Task: Whenever a line below holds the word "Mike", copy that line.

Records supplied:
-=-=-=-=-
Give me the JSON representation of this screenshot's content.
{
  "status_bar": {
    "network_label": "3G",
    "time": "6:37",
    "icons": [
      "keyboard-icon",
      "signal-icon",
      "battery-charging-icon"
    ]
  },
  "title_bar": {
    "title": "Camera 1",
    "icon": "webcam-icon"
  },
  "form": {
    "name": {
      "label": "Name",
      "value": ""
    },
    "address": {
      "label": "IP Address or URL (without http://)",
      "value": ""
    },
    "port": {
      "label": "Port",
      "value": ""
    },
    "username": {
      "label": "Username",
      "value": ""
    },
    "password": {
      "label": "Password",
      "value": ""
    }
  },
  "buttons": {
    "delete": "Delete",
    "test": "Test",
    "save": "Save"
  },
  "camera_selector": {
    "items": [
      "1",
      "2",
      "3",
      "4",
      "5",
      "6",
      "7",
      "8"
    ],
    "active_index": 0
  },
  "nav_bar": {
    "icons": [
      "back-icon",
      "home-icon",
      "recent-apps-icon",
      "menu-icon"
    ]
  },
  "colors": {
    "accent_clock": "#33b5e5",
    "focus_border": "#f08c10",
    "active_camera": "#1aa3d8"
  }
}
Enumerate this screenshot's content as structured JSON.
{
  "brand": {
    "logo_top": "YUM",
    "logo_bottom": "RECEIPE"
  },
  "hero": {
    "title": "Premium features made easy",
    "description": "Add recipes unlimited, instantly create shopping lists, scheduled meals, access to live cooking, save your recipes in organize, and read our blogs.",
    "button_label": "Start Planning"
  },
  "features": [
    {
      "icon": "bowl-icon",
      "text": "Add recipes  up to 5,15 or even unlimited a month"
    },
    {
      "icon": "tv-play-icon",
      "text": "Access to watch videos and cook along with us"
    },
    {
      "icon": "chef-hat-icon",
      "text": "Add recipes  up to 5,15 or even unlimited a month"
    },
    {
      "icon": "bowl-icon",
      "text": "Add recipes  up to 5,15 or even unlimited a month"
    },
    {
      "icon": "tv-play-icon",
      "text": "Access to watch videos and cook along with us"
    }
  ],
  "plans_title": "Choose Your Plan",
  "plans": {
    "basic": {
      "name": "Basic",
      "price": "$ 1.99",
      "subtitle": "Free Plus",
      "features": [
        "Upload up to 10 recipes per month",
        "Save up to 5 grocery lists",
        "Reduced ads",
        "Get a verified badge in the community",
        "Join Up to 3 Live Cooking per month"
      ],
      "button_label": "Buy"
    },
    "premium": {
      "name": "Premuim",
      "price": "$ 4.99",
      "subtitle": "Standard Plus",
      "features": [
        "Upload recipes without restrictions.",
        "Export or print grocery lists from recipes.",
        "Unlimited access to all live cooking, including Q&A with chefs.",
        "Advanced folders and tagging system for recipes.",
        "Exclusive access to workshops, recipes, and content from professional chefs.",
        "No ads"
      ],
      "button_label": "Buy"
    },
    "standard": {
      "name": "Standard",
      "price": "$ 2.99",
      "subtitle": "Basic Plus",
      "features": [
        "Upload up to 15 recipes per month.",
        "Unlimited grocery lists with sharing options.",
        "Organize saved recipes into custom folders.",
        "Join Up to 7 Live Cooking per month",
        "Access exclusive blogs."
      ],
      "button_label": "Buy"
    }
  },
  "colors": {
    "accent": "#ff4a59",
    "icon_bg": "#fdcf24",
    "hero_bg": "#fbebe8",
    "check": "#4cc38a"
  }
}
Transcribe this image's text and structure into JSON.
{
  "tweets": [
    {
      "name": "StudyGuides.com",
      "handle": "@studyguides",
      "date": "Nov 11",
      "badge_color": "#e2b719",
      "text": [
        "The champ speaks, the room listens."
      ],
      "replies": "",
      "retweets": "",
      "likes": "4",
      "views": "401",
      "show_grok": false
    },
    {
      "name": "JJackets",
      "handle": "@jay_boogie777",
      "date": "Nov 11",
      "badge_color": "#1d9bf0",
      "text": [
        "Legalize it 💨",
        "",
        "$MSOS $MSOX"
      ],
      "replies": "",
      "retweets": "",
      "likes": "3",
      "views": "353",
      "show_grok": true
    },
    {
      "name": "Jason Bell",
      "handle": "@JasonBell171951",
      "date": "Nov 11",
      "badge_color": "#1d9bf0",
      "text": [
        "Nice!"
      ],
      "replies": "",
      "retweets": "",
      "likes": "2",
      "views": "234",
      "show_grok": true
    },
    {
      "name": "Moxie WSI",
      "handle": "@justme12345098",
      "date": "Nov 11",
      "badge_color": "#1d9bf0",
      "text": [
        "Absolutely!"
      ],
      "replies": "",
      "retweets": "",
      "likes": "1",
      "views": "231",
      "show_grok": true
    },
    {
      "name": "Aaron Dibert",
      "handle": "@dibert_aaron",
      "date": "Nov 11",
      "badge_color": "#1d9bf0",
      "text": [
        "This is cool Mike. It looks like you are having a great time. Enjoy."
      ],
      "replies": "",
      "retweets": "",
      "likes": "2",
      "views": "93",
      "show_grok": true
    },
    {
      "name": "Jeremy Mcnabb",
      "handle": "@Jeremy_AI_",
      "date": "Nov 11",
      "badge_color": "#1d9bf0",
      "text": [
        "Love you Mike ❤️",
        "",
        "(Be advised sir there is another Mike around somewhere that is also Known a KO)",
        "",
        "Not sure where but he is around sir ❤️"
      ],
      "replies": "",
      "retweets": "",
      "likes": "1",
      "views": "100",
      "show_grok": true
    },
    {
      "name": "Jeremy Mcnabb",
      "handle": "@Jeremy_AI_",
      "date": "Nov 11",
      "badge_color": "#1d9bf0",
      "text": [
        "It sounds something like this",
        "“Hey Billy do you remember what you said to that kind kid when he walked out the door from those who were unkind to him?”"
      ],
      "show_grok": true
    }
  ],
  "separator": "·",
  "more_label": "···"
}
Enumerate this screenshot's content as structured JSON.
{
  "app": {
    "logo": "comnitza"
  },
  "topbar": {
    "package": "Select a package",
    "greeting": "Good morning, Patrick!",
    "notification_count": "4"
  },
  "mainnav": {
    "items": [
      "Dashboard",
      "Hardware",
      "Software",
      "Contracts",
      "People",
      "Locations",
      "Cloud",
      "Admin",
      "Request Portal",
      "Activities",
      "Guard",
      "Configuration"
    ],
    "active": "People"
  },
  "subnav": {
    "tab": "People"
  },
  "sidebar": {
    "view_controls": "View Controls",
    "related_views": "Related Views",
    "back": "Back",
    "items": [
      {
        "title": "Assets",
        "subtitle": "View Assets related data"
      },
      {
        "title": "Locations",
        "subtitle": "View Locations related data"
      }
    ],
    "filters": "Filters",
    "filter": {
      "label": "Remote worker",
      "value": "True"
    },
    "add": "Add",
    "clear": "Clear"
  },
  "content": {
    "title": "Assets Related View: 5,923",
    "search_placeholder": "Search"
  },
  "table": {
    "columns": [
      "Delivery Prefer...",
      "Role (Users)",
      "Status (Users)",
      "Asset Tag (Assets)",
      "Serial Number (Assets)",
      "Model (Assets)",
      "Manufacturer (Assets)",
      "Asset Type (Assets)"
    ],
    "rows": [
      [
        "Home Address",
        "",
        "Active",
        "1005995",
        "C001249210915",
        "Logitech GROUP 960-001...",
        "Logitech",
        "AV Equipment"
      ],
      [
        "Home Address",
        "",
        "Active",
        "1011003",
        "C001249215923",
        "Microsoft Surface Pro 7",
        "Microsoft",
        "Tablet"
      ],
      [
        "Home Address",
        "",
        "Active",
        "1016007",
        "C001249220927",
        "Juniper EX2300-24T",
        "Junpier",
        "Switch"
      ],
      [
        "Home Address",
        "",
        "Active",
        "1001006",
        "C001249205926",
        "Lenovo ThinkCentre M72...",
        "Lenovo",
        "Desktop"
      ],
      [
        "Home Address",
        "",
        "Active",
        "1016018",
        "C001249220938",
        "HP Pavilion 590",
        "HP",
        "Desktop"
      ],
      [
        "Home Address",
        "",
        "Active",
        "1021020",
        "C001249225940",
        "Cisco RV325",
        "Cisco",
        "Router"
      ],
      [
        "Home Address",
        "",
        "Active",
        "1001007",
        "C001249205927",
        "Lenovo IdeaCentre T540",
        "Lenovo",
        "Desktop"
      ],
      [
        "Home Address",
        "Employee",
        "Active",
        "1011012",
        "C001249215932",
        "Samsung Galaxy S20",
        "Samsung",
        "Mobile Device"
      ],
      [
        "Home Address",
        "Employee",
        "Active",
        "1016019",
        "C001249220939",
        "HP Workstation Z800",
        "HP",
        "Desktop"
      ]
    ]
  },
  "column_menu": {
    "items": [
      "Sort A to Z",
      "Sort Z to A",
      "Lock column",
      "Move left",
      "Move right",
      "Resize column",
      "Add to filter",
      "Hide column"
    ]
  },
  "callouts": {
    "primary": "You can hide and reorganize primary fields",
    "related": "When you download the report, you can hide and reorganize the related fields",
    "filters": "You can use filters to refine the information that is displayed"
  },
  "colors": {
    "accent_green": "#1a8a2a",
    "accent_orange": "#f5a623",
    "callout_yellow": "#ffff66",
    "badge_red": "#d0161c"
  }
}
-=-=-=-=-
Answer to this problem:
        "This is cool Mike. It looks like you are having a great time. Enjoy."
        "Love you Mike ❤️",
        "(Be advised sir there is another Mike around somewhere that is also Known a KO)",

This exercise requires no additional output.